Problem to work on | Report, as a bare number, how many lines of the entries below contain "JSON".

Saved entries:
• • •

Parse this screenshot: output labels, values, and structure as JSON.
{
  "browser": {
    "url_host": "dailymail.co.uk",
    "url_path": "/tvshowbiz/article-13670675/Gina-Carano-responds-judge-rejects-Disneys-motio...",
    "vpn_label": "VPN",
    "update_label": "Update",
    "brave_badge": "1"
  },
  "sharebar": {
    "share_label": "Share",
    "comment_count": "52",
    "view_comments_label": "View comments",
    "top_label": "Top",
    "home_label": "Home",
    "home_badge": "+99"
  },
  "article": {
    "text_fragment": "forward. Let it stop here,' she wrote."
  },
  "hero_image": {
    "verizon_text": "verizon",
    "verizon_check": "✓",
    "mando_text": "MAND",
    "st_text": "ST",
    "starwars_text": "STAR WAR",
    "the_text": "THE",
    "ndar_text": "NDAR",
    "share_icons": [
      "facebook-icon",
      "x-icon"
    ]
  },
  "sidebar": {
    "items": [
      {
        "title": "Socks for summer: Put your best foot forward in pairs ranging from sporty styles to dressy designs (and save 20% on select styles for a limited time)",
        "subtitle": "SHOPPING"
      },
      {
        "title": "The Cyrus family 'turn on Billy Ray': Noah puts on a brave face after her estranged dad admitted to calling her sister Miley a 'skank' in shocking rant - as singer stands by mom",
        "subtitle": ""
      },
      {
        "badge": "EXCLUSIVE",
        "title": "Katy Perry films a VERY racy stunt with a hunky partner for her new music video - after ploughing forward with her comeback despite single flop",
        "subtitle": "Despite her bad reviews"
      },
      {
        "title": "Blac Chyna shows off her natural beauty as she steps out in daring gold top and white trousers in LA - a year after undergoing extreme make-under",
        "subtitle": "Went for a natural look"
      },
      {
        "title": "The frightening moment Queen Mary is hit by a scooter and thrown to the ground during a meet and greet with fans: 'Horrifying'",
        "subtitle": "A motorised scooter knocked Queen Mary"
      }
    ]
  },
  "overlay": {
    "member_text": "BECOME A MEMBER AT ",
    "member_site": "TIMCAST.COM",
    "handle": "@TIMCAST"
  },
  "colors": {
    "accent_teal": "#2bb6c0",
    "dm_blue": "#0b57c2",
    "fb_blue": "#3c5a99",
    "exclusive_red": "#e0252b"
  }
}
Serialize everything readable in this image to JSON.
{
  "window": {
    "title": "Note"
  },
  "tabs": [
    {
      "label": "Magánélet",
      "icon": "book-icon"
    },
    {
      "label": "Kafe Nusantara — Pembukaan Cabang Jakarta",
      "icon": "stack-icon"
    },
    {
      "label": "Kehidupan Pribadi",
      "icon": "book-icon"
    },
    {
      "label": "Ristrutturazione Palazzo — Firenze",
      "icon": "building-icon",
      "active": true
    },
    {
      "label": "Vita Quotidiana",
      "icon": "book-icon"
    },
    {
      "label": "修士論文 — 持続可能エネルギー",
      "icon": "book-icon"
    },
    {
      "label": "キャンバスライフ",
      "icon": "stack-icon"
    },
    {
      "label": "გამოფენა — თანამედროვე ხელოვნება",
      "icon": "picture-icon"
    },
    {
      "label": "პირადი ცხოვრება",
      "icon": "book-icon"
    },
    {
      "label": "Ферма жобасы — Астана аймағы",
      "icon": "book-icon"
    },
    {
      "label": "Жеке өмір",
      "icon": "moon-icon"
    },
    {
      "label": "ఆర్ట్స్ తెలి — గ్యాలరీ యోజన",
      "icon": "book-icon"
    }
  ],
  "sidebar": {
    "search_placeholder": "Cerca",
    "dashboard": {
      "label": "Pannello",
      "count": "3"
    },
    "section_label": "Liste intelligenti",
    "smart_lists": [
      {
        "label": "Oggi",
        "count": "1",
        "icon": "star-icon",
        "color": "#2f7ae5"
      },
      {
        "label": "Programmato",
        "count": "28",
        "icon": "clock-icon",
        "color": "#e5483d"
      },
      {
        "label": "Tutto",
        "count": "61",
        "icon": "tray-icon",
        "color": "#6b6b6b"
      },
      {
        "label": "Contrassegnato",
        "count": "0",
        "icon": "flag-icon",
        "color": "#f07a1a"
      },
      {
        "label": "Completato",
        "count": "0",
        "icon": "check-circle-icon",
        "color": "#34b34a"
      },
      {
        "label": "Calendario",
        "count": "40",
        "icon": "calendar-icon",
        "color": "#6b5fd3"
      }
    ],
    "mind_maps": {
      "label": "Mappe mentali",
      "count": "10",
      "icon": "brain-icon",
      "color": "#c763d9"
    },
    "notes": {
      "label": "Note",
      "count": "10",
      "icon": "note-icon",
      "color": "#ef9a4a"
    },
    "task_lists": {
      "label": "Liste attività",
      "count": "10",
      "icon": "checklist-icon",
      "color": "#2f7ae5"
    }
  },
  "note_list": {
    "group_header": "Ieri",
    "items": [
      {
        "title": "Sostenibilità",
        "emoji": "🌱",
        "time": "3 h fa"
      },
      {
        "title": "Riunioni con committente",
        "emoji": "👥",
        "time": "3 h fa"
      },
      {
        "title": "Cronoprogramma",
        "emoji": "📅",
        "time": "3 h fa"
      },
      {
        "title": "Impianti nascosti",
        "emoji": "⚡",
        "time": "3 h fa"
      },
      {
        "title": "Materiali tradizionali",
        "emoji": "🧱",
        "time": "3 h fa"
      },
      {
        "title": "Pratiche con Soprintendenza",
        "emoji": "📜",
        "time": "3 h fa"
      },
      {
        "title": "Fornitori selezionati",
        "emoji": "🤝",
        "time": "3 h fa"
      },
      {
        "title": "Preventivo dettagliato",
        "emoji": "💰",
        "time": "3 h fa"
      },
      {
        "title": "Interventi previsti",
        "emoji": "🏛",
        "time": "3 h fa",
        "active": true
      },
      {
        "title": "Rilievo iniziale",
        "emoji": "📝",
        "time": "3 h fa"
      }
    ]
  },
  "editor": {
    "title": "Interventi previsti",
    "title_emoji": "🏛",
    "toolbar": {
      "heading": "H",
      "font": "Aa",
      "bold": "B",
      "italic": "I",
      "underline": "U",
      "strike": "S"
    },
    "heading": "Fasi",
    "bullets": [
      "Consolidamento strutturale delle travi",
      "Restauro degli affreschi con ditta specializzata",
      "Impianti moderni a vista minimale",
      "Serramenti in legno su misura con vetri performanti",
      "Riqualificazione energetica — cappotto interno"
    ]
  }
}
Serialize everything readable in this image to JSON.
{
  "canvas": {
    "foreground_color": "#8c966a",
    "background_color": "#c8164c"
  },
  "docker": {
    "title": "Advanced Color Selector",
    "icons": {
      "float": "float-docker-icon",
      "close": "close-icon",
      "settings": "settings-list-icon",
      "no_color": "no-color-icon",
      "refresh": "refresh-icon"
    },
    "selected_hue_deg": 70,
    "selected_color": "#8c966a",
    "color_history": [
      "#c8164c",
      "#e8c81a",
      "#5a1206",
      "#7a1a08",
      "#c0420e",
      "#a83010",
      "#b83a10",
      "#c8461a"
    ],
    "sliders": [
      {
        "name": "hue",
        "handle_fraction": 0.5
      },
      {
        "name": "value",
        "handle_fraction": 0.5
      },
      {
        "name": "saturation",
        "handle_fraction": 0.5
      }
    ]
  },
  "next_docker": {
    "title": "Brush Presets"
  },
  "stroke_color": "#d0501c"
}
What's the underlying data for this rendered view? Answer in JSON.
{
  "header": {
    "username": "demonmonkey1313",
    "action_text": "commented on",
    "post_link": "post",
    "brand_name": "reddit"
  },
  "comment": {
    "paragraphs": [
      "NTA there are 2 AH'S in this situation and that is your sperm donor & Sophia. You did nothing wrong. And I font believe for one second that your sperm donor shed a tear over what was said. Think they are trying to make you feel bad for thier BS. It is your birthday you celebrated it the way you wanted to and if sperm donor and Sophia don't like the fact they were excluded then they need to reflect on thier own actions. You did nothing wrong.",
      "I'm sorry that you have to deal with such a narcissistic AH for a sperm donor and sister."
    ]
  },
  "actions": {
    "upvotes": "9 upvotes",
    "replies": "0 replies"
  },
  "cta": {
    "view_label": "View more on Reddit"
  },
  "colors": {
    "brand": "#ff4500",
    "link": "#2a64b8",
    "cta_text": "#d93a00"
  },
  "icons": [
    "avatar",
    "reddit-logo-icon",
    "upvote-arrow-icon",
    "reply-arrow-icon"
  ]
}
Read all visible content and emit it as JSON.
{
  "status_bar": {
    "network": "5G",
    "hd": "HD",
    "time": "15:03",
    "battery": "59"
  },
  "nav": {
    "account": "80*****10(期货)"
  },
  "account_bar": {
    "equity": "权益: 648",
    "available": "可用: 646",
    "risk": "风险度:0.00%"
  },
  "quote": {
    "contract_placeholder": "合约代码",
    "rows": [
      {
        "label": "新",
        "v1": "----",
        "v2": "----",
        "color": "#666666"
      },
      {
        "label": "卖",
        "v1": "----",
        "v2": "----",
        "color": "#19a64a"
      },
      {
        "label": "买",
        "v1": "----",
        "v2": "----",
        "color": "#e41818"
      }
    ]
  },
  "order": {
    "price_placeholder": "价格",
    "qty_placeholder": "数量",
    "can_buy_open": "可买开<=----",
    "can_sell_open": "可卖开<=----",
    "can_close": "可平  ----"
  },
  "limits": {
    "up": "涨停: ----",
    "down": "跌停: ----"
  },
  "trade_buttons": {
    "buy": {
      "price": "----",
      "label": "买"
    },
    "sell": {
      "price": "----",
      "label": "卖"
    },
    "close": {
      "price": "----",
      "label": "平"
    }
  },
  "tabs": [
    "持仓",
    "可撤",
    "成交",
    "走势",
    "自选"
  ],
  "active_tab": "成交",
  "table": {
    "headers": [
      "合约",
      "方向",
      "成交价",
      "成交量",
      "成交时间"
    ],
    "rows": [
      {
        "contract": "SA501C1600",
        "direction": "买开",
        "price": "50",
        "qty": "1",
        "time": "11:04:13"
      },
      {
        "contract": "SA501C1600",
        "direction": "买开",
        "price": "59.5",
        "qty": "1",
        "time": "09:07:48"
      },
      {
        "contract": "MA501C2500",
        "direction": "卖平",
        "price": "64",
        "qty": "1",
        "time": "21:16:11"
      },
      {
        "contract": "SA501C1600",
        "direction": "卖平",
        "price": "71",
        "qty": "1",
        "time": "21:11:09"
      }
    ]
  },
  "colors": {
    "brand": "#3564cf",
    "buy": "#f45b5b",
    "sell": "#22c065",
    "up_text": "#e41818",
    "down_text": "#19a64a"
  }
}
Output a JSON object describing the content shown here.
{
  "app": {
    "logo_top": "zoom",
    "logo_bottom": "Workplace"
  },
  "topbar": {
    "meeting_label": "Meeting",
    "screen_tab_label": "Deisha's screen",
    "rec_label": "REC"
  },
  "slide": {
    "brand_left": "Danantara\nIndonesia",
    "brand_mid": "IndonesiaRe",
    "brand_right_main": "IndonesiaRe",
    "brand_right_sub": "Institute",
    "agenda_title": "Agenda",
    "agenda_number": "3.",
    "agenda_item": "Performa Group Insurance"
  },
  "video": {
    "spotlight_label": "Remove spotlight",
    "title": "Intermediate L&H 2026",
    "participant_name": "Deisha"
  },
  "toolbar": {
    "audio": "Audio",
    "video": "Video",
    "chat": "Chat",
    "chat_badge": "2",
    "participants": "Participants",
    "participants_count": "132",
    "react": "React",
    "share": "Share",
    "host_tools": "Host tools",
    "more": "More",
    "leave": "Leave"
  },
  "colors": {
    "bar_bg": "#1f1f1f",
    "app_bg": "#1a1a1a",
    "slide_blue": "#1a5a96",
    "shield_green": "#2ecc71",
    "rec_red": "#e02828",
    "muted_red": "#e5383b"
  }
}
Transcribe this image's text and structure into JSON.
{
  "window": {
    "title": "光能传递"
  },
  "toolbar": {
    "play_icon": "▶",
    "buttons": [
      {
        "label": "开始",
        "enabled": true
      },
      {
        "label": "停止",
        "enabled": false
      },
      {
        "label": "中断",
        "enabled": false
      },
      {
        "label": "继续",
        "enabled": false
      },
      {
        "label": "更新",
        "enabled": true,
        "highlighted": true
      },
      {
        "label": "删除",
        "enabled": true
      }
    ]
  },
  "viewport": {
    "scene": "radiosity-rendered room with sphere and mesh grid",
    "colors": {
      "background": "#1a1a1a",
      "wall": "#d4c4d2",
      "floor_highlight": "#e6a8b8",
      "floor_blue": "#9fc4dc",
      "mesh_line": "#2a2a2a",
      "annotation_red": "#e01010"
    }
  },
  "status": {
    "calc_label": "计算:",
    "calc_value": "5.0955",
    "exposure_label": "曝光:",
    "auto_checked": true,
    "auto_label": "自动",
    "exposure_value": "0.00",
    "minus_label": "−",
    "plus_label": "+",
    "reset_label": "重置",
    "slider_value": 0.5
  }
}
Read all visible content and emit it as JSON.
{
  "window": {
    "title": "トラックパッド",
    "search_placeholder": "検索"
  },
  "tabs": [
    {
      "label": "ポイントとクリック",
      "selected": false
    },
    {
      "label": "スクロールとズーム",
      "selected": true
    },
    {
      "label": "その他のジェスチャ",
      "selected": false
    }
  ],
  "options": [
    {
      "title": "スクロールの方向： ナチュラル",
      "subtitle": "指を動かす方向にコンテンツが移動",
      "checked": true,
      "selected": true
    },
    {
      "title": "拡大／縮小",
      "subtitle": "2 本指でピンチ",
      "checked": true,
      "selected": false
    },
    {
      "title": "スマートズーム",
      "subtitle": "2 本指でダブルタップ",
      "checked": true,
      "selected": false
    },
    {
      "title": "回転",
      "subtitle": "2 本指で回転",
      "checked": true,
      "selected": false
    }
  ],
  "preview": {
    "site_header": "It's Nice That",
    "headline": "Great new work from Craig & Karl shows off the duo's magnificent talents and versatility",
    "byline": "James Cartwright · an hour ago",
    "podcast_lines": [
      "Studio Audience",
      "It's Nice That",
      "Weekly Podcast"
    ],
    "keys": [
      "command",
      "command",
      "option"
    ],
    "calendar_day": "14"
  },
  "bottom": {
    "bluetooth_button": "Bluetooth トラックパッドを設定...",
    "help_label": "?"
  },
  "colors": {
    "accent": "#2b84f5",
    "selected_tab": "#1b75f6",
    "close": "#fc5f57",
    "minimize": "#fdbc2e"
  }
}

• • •

Your solution | 8